*** Opening of RECORD EXTRACTS ***

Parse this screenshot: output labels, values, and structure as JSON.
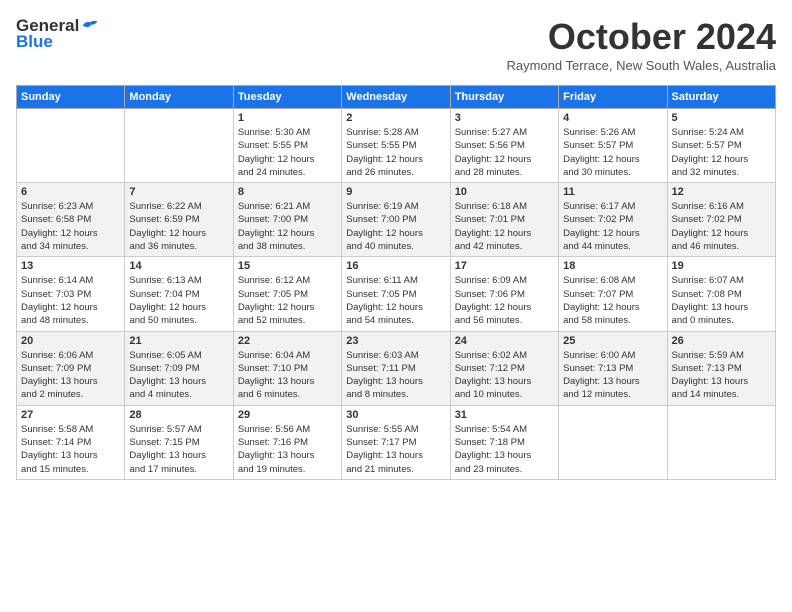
{
  "logo": {
    "general": "General",
    "blue": "Blue"
  },
  "title": "October 2024",
  "subtitle": "Raymond Terrace, New South Wales, Australia",
  "days_header": [
    "Sunday",
    "Monday",
    "Tuesday",
    "Wednesday",
    "Thursday",
    "Friday",
    "Saturday"
  ],
  "weeks": [
    [
      {
        "day": "",
        "info": ""
      },
      {
        "day": "",
        "info": ""
      },
      {
        "day": "1",
        "info": "Sunrise: 5:30 AM\nSunset: 5:55 PM\nDaylight: 12 hours\nand 24 minutes."
      },
      {
        "day": "2",
        "info": "Sunrise: 5:28 AM\nSunset: 5:55 PM\nDaylight: 12 hours\nand 26 minutes."
      },
      {
        "day": "3",
        "info": "Sunrise: 5:27 AM\nSunset: 5:56 PM\nDaylight: 12 hours\nand 28 minutes."
      },
      {
        "day": "4",
        "info": "Sunrise: 5:26 AM\nSunset: 5:57 PM\nDaylight: 12 hours\nand 30 minutes."
      },
      {
        "day": "5",
        "info": "Sunrise: 5:24 AM\nSunset: 5:57 PM\nDaylight: 12 hours\nand 32 minutes."
      }
    ],
    [
      {
        "day": "6",
        "info": "Sunrise: 6:23 AM\nSunset: 6:58 PM\nDaylight: 12 hours\nand 34 minutes."
      },
      {
        "day": "7",
        "info": "Sunrise: 6:22 AM\nSunset: 6:59 PM\nDaylight: 12 hours\nand 36 minutes."
      },
      {
        "day": "8",
        "info": "Sunrise: 6:21 AM\nSunset: 7:00 PM\nDaylight: 12 hours\nand 38 minutes."
      },
      {
        "day": "9",
        "info": "Sunrise: 6:19 AM\nSunset: 7:00 PM\nDaylight: 12 hours\nand 40 minutes."
      },
      {
        "day": "10",
        "info": "Sunrise: 6:18 AM\nSunset: 7:01 PM\nDaylight: 12 hours\nand 42 minutes."
      },
      {
        "day": "11",
        "info": "Sunrise: 6:17 AM\nSunset: 7:02 PM\nDaylight: 12 hours\nand 44 minutes."
      },
      {
        "day": "12",
        "info": "Sunrise: 6:16 AM\nSunset: 7:02 PM\nDaylight: 12 hours\nand 46 minutes."
      }
    ],
    [
      {
        "day": "13",
        "info": "Sunrise: 6:14 AM\nSunset: 7:03 PM\nDaylight: 12 hours\nand 48 minutes."
      },
      {
        "day": "14",
        "info": "Sunrise: 6:13 AM\nSunset: 7:04 PM\nDaylight: 12 hours\nand 50 minutes."
      },
      {
        "day": "15",
        "info": "Sunrise: 6:12 AM\nSunset: 7:05 PM\nDaylight: 12 hours\nand 52 minutes."
      },
      {
        "day": "16",
        "info": "Sunrise: 6:11 AM\nSunset: 7:05 PM\nDaylight: 12 hours\nand 54 minutes."
      },
      {
        "day": "17",
        "info": "Sunrise: 6:09 AM\nSunset: 7:06 PM\nDaylight: 12 hours\nand 56 minutes."
      },
      {
        "day": "18",
        "info": "Sunrise: 6:08 AM\nSunset: 7:07 PM\nDaylight: 12 hours\nand 58 minutes."
      },
      {
        "day": "19",
        "info": "Sunrise: 6:07 AM\nSunset: 7:08 PM\nDaylight: 13 hours\nand 0 minutes."
      }
    ],
    [
      {
        "day": "20",
        "info": "Sunrise: 6:06 AM\nSunset: 7:09 PM\nDaylight: 13 hours\nand 2 minutes."
      },
      {
        "day": "21",
        "info": "Sunrise: 6:05 AM\nSunset: 7:09 PM\nDaylight: 13 hours\nand 4 minutes."
      },
      {
        "day": "22",
        "info": "Sunrise: 6:04 AM\nSunset: 7:10 PM\nDaylight: 13 hours\nand 6 minutes."
      },
      {
        "day": "23",
        "info": "Sunrise: 6:03 AM\nSunset: 7:11 PM\nDaylight: 13 hours\nand 8 minutes."
      },
      {
        "day": "24",
        "info": "Sunrise: 6:02 AM\nSunset: 7:12 PM\nDaylight: 13 hours\nand 10 minutes."
      },
      {
        "day": "25",
        "info": "Sunrise: 6:00 AM\nSunset: 7:13 PM\nDaylight: 13 hours\nand 12 minutes."
      },
      {
        "day": "26",
        "info": "Sunrise: 5:59 AM\nSunset: 7:13 PM\nDaylight: 13 hours\nand 14 minutes."
      }
    ],
    [
      {
        "day": "27",
        "info": "Sunrise: 5:58 AM\nSunset: 7:14 PM\nDaylight: 13 hours\nand 15 minutes."
      },
      {
        "day": "28",
        "info": "Sunrise: 5:57 AM\nSunset: 7:15 PM\nDaylight: 13 hours\nand 17 minutes."
      },
      {
        "day": "29",
        "info": "Sunrise: 5:56 AM\nSunset: 7:16 PM\nDaylight: 13 hours\nand 19 minutes."
      },
      {
        "day": "30",
        "info": "Sunrise: 5:55 AM\nSunset: 7:17 PM\nDaylight: 13 hours\nand 21 minutes."
      },
      {
        "day": "31",
        "info": "Sunrise: 5:54 AM\nSunset: 7:18 PM\nDaylight: 13 hours\nand 23 minutes."
      },
      {
        "day": "",
        "info": ""
      },
      {
        "day": "",
        "info": ""
      }
    ]
  ]
}
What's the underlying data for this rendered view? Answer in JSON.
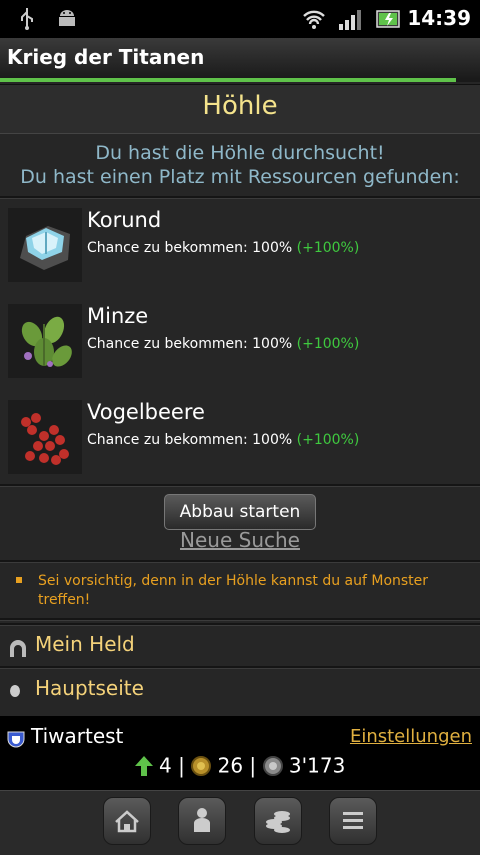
{
  "status_bar": {
    "time": "14:39"
  },
  "app": {
    "title": "Krieg der Titanen",
    "progress_fraction": 0.95
  },
  "cave": {
    "title": "Höhle",
    "message_line1": "Du hast die Höhle durchsucht!",
    "message_line2": "Du hast einen Platz mit Ressourcen gefunden:"
  },
  "resources": [
    {
      "name": "Korund",
      "chance_text": "Chance zu bekommen: 100%",
      "bonus": "(+100%)"
    },
    {
      "name": "Minze",
      "chance_text": "Chance zu bekommen: 100%",
      "bonus": "(+100%)"
    },
    {
      "name": "Vogelbeere",
      "chance_text": "Chance zu bekommen: 100%",
      "bonus": "(+100%)"
    }
  ],
  "actions": {
    "start_label": "Abbau starten",
    "new_search_label": "Neue Suche"
  },
  "warning": "Sei vorsichtig, denn in der Höhle kannst du auf Monster treffen!",
  "menu": [
    {
      "label": "Mein Held",
      "icon": "hero-icon"
    },
    {
      "label": "Hauptseite",
      "icon": "home-bullet-icon"
    }
  ],
  "player": {
    "name": "Tiwartest",
    "settings_label": "Einstellungen",
    "level": "4",
    "gold": "26",
    "silver": "3'173",
    "separator": "|"
  },
  "nav": [
    "home-icon",
    "person-icon",
    "coins-icon",
    "menu-icon"
  ],
  "colors": {
    "accent_green": "#5fc24a",
    "title_yellow": "#f4e38c",
    "bonus_green": "#3fc93f",
    "warning_orange": "#e8a020"
  }
}
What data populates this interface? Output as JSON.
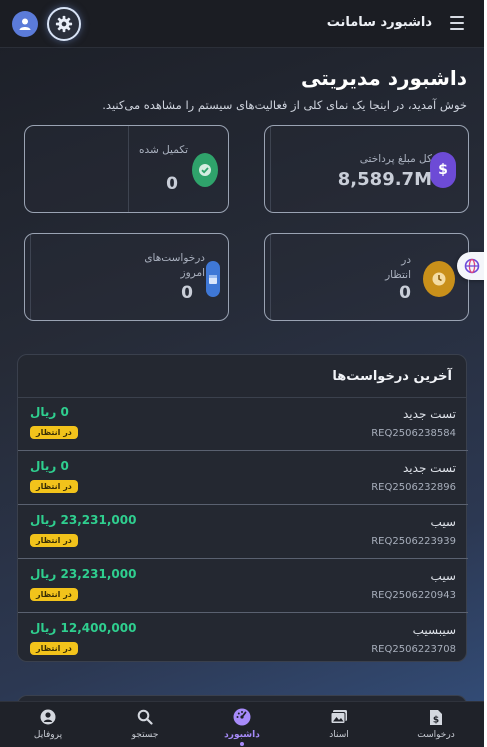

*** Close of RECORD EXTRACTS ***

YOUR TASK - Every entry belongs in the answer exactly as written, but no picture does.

ANSWER TO THIS PROBLEM -
Parse this screenshot: output labels, values, and structure as JSON.
{
  "logo": {
    "general": "General",
    "blue": "Blue"
  },
  "title": "October 2024",
  "subtitle": "Raymond Terrace, New South Wales, Australia",
  "days_header": [
    "Sunday",
    "Monday",
    "Tuesday",
    "Wednesday",
    "Thursday",
    "Friday",
    "Saturday"
  ],
  "weeks": [
    [
      {
        "day": "",
        "info": ""
      },
      {
        "day": "",
        "info": ""
      },
      {
        "day": "1",
        "info": "Sunrise: 5:30 AM\nSunset: 5:55 PM\nDaylight: 12 hours\nand 24 minutes."
      },
      {
        "day": "2",
        "info": "Sunrise: 5:28 AM\nSunset: 5:55 PM\nDaylight: 12 hours\nand 26 minutes."
      },
      {
        "day": "3",
        "info": "Sunrise: 5:27 AM\nSunset: 5:56 PM\nDaylight: 12 hours\nand 28 minutes."
      },
      {
        "day": "4",
        "info": "Sunrise: 5:26 AM\nSunset: 5:57 PM\nDaylight: 12 hours\nand 30 minutes."
      },
      {
        "day": "5",
        "info": "Sunrise: 5:24 AM\nSunset: 5:57 PM\nDaylight: 12 hours\nand 32 minutes."
      }
    ],
    [
      {
        "day": "6",
        "info": "Sunrise: 6:23 AM\nSunset: 6:58 PM\nDaylight: 12 hours\nand 34 minutes."
      },
      {
        "day": "7",
        "info": "Sunrise: 6:22 AM\nSunset: 6:59 PM\nDaylight: 12 hours\nand 36 minutes."
      },
      {
        "day": "8",
        "info": "Sunrise: 6:21 AM\nSunset: 7:00 PM\nDaylight: 12 hours\nand 38 minutes."
      },
      {
        "day": "9",
        "info": "Sunrise: 6:19 AM\nSunset: 7:00 PM\nDaylight: 12 hours\nand 40 minutes."
      },
      {
        "day": "10",
        "info": "Sunrise: 6:18 AM\nSunset: 7:01 PM\nDaylight: 12 hours\nand 42 minutes."
      },
      {
        "day": "11",
        "info": "Sunrise: 6:17 AM\nSunset: 7:02 PM\nDaylight: 12 hours\nand 44 minutes."
      },
      {
        "day": "12",
        "info": "Sunrise: 6:16 AM\nSunset: 7:02 PM\nDaylight: 12 hours\nand 46 minutes."
      }
    ],
    [
      {
        "day": "13",
        "info": "Sunrise: 6:14 AM\nSunset: 7:03 PM\nDaylight: 12 hours\nand 48 minutes."
      },
      {
        "day": "14",
        "info": "Sunrise: 6:13 AM\nSunset: 7:04 PM\nDaylight: 12 hours\nand 50 minutes."
      },
      {
        "day": "15",
        "info": "Sunrise: 6:12 AM\nSunset: 7:05 PM\nDaylight: 12 hours\nand 52 minutes."
      },
      {
        "day": "16",
        "info": "Sunrise: 6:11 AM\nSunset: 7:05 PM\nDaylight: 12 hours\nand 54 minutes."
      },
      {
        "day": "17",
        "info": "Sunrise: 6:09 AM\nSunset: 7:06 PM\nDaylight: 12 hours\nand 56 minutes."
      },
      {
        "day": "18",
        "info": "Sunrise: 6:08 AM\nSunset: 7:07 PM\nDaylight: 12 hours\nand 58 minutes."
      },
      {
        "day": "19",
        "info": "Sunrise: 6:07 AM\nSunset: 7:08 PM\nDaylight: 13 hours\nand 0 minutes."
      }
    ],
    [
      {
        "day": "20",
        "info": "Sunrise: 6:06 AM\nSunset: 7:09 PM\nDaylight: 13 hours\nand 2 minutes."
      },
      {
        "day": "21",
        "info": "Sunrise: 6:05 AM\nSunset: 7:09 PM\nDaylight: 13 hours\nand 4 minutes."
      },
      {
        "day": "22",
        "info": "Sunrise: 6:04 AM\nSunset: 7:10 PM\nDaylight: 13 hours\nand 6 minutes."
      },
      {
        "day": "23",
        "info": "Sunrise: 6:03 AM\nSunset: 7:11 PM\nDaylight: 13 hours\nand 8 minutes."
      },
      {
        "day": "24",
        "info": "Sunrise: 6:02 AM\nSunset: 7:12 PM\nDaylight: 13 hours\nand 10 minutes."
      },
      {
        "day": "25",
        "info": "Sunrise: 6:00 AM\nSunset: 7:13 PM\nDaylight: 13 hours\nand 12 minutes."
      },
      {
        "day": "26",
        "info": "Sunrise: 5:59 AM\nSunset: 7:13 PM\nDaylight: 13 hours\nand 14 minutes."
      }
    ],
    [
      {
        "day": "27",
        "info": "Sunrise: 5:58 AM\nSunset: 7:14 PM\nDaylight: 13 hours\nand 15 minutes."
      },
      {
        "day": "28",
        "info": "Sunrise: 5:57 AM\nSunset: 7:15 PM\nDaylight: 13 hours\nand 17 minutes."
      },
      {
        "day": "29",
        "info": "Sunrise: 5:56 AM\nSunset: 7:16 PM\nDaylight: 13 hours\nand 19 minutes."
      },
      {
        "day": "30",
        "info": "Sunrise: 5:55 AM\nSunset: 7:17 PM\nDaylight: 13 hours\nand 21 minutes."
      },
      {
        "day": "31",
        "info": "Sunrise: 5:54 AM\nSunset: 7:18 PM\nDaylight: 13 hours\nand 23 minutes."
      },
      {
        "day": "",
        "info": ""
      },
      {
        "day": "",
        "info": ""
      }
    ]
  ]
}
What's the underlying data for this rendered view? Answer in JSON.
{
  "status_bar": {
    "time": "14:39"
  },
  "app": {
    "title": "Krieg der Titanen",
    "progress_fraction": 0.95
  },
  "cave": {
    "title": "Höhle",
    "message_line1": "Du hast die Höhle durchsucht!",
    "message_line2": "Du hast einen Platz mit Ressourcen gefunden:"
  },
  "resources": [
    {
      "name": "Korund",
      "chance_text": "Chance zu bekommen: 100%",
      "bonus": "(+100%)"
    },
    {
      "name": "Minze",
      "chance_text": "Chance zu bekommen: 100%",
      "bonus": "(+100%)"
    },
    {
      "name": "Vogelbeere",
      "chance_text": "Chance zu bekommen: 100%",
      "bonus": "(+100%)"
    }
  ],
  "actions": {
    "start_label": "Abbau starten",
    "new_search_label": "Neue Suche"
  },
  "warning": "Sei vorsichtig, denn in der Höhle kannst du auf Monster treffen!",
  "menu": [
    {
      "label": "Mein Held",
      "icon": "hero-icon"
    },
    {
      "label": "Hauptseite",
      "icon": "home-bullet-icon"
    }
  ],
  "player": {
    "name": "Tiwartest",
    "settings_label": "Einstellungen",
    "level": "4",
    "gold": "26",
    "silver": "3'173",
    "separator": "|"
  },
  "nav": [
    "home-icon",
    "person-icon",
    "coins-icon",
    "menu-icon"
  ],
  "colors": {
    "accent_green": "#5fc24a",
    "title_yellow": "#f4e38c",
    "bonus_green": "#3fc93f",
    "warning_orange": "#e8a020"
  }
}
What data populates this interface? Output as JSON.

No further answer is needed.